* PROBLEM STATEMENT
Please return the records below exactly as they stand.

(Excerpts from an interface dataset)
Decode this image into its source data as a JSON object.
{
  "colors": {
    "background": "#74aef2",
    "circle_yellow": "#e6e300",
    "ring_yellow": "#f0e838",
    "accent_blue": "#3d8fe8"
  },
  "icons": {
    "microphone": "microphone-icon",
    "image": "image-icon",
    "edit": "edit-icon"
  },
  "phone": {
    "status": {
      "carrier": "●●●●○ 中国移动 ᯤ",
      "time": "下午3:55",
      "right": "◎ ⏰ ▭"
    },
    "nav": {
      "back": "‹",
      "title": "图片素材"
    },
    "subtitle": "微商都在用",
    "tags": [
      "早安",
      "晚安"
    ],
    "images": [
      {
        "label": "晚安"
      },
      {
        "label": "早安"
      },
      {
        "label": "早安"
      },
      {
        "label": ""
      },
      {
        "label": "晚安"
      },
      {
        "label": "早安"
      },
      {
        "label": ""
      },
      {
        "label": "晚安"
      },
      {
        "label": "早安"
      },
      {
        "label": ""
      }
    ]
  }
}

* RESPONSE
Decode this image into its source data as a JSON object.
{
  "colors": {
    "background": "#74aef2",
    "circle_yellow": "#e6e300",
    "ring_yellow": "#f0e838",
    "accent_blue": "#3d8fe8"
  },
  "icons": {
    "microphone": "microphone-icon",
    "image": "image-icon",
    "edit": "edit-icon"
  },
  "phone": {
    "status": {
      "carrier": "●●●●○ 中国移动 ᯤ",
      "time": "下午3:55",
      "right": "◎ ⏰ ▭"
    },
    "nav": {
      "back": "‹",
      "title": "图片素材"
    },
    "subtitle": "微商都在用",
    "tags": [
      "早安",
      "晚安"
    ],
    "images": [
      {
        "label": "晚安"
      },
      {
        "label": "早安"
      },
      {
        "label": "早安"
      },
      {
        "label": ""
      },
      {
        "label": "晚安"
      },
      {
        "label": "早安"
      },
      {
        "label": ""
      },
      {
        "label": "晚安"
      },
      {
        "label": "早安"
      },
      {
        "label": ""
      }
    ]
  }
}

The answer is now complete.